Data to process ▸
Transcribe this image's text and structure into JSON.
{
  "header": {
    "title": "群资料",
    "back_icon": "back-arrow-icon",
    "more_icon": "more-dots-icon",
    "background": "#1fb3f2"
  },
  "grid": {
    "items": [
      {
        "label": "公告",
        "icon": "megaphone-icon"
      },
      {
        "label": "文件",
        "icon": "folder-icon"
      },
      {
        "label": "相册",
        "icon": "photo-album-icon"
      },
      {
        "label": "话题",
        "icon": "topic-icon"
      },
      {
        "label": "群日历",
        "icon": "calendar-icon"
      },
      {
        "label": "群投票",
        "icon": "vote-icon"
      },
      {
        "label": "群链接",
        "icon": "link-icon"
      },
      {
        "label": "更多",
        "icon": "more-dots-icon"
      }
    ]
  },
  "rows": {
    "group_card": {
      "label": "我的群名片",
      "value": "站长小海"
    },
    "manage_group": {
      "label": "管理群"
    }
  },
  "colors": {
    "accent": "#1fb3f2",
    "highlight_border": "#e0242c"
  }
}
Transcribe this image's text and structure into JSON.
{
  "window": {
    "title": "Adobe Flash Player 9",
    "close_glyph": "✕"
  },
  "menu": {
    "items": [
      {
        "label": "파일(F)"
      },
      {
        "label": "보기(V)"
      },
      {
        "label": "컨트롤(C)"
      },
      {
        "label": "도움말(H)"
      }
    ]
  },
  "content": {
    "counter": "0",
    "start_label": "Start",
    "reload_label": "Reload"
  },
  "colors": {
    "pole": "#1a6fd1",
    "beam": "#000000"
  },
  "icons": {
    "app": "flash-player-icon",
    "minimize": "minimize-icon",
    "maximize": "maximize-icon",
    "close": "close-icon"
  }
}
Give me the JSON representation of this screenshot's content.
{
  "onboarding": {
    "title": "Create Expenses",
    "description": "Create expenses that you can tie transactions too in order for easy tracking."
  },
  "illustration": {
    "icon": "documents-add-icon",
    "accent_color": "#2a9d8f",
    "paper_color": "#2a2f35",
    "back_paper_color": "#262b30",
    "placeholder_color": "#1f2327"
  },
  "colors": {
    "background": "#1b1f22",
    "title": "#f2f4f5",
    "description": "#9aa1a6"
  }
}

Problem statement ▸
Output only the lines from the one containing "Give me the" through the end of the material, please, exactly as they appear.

Task result ▸
Give me the JSON representation of this screenshot's content.
{
  "onboarding": {
    "title": "Create Expenses",
    "description": "Create expenses that you can tie transactions too in order for easy tracking."
  },
  "illustration": {
    "icon": "documents-add-icon",
    "accent_color": "#2a9d8f",
    "paper_color": "#2a2f35",
    "back_paper_color": "#262b30",
    "placeholder_color": "#1f2327"
  },
  "colors": {
    "background": "#1b1f22",
    "title": "#f2f4f5",
    "description": "#9aa1a6"
  }
}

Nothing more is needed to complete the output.